Dogs can start to cough for a whole host of reasons, some of which are usually minor and will go away on their own, such as if they’ve gulped their water down too quickly or they’re straining on the leash. Some causes of coughing may be more serious though and require urgent medical attention, such as if your pet has a heart defect or problem with their lungs. Here are a few pointers for detecting which type of cough your pet has when you should seek veterinary help and what the treatment might be:
Doggy coughs and their possible causes:
Some types of dog, such as Pugs and Bulldogs, and who are known as brachycephalic breeds, have anatomic problems with their airways that may cause them to develop a cough at some stage in their life. Toy breeds also have narrowed windpipes or trachea which commonly leads to a cough resembling the honk of a goose, especially if the pet is obese. Some breeds of dog who are susceptible to tooth and mouth infections and/or gum disease are prone to developing secondary infections of the airways which often results in excessive and persistent coughing. Smaller pet breeds who go on to pick up infections in their mouths, may find that it spreads to their heart valves, which can cause a nasty cough. Kennel cough is an infection that most of us have heard of, and if a dog goes on to develop this, it can cause pneumonia if left untreated.

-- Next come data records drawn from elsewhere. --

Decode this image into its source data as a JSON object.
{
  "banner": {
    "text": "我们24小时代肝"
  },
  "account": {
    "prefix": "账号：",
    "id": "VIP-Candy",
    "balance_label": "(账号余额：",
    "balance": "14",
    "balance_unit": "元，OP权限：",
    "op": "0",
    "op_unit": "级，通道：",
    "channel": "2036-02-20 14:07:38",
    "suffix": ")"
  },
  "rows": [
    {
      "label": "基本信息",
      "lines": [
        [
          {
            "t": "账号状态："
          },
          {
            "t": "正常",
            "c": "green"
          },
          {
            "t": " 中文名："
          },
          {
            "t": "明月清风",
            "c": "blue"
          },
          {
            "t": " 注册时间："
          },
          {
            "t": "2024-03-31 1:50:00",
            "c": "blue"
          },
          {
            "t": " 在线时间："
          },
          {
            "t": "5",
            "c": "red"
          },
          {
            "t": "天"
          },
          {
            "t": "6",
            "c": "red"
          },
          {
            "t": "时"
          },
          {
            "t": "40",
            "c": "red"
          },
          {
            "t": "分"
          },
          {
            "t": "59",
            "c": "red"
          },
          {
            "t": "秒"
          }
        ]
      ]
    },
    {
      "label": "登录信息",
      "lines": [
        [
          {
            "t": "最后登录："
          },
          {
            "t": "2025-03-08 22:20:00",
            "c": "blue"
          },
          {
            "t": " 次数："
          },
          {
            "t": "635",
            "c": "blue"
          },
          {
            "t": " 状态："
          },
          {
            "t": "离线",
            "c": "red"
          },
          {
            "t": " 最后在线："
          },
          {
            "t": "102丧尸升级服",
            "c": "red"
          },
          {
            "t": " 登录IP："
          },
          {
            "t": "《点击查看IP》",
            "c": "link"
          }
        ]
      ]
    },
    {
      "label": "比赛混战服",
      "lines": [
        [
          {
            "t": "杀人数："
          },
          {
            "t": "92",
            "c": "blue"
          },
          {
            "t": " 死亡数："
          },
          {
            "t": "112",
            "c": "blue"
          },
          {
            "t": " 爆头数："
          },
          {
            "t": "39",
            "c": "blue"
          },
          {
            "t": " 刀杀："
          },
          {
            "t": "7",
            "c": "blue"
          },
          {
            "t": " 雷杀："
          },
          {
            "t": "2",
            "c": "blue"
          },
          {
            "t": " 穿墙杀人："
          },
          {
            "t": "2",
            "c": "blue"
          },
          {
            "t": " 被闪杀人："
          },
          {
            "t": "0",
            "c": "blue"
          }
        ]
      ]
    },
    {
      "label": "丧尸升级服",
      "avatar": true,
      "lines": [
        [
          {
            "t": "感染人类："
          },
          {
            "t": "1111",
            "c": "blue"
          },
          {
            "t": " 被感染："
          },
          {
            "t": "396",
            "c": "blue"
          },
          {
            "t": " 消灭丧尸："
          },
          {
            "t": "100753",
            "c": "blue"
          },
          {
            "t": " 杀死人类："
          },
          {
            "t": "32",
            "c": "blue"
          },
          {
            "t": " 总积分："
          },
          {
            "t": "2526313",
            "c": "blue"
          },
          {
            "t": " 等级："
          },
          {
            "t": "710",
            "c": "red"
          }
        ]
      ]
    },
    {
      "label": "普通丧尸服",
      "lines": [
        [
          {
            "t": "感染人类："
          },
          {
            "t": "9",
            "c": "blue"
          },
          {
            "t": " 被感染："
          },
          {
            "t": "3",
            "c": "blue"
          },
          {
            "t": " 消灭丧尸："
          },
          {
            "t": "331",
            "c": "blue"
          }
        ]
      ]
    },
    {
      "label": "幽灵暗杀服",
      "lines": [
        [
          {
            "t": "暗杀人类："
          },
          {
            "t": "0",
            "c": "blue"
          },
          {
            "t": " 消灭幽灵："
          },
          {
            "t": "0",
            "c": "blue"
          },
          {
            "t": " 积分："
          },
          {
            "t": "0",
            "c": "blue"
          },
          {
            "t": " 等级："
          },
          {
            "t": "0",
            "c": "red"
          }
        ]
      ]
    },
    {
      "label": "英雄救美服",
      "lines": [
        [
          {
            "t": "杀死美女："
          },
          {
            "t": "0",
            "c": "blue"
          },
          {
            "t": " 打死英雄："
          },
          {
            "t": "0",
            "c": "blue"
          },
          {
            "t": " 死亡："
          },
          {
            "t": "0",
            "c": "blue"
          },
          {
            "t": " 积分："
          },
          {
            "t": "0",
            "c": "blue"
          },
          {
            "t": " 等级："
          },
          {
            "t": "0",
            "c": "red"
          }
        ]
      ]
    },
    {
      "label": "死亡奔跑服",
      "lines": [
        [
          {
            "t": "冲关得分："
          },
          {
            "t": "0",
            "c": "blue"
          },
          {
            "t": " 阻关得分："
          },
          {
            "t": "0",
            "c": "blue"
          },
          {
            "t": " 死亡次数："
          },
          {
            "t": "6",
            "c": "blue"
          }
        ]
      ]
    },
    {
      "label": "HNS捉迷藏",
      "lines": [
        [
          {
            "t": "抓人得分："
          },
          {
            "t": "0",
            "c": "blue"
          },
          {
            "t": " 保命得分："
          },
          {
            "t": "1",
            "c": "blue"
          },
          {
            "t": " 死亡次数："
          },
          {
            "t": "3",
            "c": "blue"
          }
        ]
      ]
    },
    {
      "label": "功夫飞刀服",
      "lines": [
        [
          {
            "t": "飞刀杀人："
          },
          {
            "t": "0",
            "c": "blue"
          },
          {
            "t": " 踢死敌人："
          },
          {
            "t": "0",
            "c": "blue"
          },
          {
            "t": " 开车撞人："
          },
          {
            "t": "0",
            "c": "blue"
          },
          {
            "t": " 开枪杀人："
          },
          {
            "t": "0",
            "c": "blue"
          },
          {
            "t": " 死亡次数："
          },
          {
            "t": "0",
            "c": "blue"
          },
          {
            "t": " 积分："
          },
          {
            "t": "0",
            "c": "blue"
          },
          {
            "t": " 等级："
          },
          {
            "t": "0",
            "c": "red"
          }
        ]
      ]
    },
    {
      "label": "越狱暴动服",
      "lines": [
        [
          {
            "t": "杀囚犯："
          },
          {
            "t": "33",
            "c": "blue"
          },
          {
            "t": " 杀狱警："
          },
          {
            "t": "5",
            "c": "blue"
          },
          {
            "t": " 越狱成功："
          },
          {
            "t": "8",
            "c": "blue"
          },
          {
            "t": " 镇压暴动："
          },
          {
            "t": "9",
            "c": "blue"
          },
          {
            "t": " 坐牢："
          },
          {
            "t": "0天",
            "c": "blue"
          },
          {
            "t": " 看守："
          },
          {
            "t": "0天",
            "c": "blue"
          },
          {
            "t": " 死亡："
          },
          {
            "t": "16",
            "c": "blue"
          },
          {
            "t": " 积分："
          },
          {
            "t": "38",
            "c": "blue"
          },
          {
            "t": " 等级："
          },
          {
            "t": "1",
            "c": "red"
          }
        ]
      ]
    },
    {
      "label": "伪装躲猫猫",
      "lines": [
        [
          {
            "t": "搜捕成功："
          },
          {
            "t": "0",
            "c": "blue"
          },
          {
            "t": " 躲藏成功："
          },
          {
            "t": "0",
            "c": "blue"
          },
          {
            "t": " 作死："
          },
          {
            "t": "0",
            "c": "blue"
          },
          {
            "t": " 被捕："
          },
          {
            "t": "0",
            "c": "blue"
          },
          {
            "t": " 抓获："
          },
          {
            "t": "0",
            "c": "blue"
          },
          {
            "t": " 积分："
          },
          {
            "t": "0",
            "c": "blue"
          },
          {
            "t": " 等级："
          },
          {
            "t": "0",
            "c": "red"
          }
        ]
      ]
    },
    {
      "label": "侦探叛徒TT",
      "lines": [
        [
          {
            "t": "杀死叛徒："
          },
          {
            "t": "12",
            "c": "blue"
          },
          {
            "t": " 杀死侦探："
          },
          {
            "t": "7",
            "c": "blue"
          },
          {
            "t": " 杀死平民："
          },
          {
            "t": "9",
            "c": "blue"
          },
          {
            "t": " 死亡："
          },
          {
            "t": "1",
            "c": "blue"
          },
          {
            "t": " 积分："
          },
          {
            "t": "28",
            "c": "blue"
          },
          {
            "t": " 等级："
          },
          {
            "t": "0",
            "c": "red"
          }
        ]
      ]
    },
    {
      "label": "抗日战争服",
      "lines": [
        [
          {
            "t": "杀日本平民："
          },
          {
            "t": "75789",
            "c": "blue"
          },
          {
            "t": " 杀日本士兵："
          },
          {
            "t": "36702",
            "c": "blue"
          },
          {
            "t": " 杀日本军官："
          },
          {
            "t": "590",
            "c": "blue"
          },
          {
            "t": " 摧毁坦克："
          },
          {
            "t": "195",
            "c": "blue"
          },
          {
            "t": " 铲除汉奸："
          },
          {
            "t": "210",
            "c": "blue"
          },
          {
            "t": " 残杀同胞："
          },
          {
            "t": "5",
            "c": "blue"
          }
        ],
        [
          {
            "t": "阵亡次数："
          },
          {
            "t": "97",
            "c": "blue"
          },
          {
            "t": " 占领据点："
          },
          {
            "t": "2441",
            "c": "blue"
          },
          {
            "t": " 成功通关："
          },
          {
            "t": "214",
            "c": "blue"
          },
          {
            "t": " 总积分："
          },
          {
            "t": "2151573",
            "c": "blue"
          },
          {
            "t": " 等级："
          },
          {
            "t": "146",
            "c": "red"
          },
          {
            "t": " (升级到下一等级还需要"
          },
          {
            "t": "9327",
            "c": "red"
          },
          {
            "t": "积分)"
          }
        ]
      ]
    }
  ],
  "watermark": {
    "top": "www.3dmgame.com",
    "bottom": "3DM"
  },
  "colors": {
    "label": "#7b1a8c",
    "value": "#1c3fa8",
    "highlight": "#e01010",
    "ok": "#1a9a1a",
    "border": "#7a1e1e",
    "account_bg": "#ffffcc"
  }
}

A cough that appears to be caused by something such as the fast eating of food or drinking of water, should of course be monitored, but if symptoms appear only at these times and not at any other time, then there is little cause for concern. However, if in doubt, do consult with a professional. On the other hand, if your dog develops a cough that persists and has no obvious cause, you should seek immediate veterinary assistance.

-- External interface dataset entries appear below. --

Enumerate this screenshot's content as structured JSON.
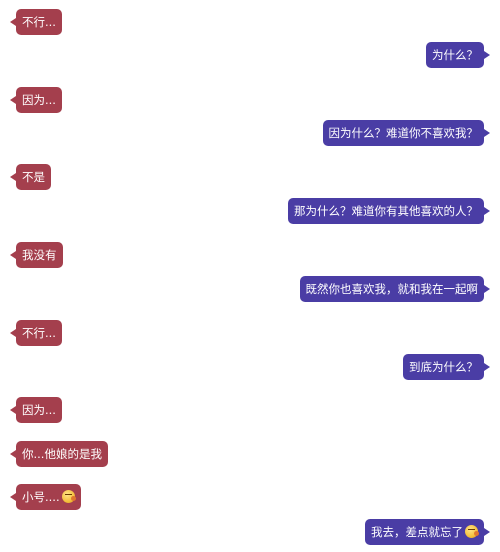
{
  "conversation": {
    "colors": {
      "left_bubble": "#a43f4d",
      "right_bubble": "#4a3da5",
      "text": "#ffffff",
      "background": "#ffffff"
    },
    "messages": [
      {
        "side": "left",
        "text": "不行..."
      },
      {
        "side": "right",
        "text": "为什么？"
      },
      {
        "side": "left",
        "text": "因为..."
      },
      {
        "side": "right",
        "text": "因为什么？难道你不喜欢我？"
      },
      {
        "side": "left",
        "text": "不是"
      },
      {
        "side": "right",
        "text": "那为什么？难道你有其他喜欢的人？"
      },
      {
        "side": "left",
        "text": "我没有"
      },
      {
        "side": "right",
        "text": "既然你也喜欢我，就和我在一起啊"
      },
      {
        "side": "left",
        "text": "不行..."
      },
      {
        "side": "right",
        "text": "到底为什么？"
      },
      {
        "side": "left",
        "text": "因为..."
      },
      {
        "side": "left",
        "text": "你...他娘的是我"
      },
      {
        "side": "left",
        "text": "小号....",
        "icon": "sweat-smile-emoji-icon"
      },
      {
        "side": "right",
        "text": "我去，差点就忘了",
        "icon": "sweat-smile-emoji-icon"
      }
    ]
  }
}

Treating your pooches cough:
After a thorough examination by your preferred veterinary professional, they will be able to assess whether your pet dog has an infection, a cough caused by an anatomic defect or heart disease. Most coughs requiring further treatment fall into one of these categories, and the treatment will naturally be dependent on the cause. For infections, antibiotics may be prescribed along with treatment and prevention of intestinal parasites and heartworms or lungworms. If you wanted to go down the herbal, homeopathic route when treating your dogs cough, you could try herbal immune stimulants that include echinacea, goldenseal and elderberry.

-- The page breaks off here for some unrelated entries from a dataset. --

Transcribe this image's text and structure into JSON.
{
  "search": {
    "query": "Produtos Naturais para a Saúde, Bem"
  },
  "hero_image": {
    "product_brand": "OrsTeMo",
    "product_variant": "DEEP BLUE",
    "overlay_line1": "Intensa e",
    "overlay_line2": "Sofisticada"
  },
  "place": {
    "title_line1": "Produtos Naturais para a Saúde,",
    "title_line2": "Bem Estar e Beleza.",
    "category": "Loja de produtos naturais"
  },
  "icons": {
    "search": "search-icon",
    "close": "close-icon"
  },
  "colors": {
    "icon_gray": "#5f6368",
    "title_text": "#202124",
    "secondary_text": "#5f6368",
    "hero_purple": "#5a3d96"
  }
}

Pet dogs having anatomic or infectious causes of coughing may be prescribed bronchodilators, while corticosteroids may be given for non-infectious cough causes.
For a dog suffering from heart disease, a vet may prescribe medicine to dilate the blood vessels, along with various other treatments depending on the severity of the case.
If your dog has developed a cough and you’re concerned that it’s not going away, please consult with a qualified professional and have your pet checked over before purchasing any over the counter, or herbal remedies.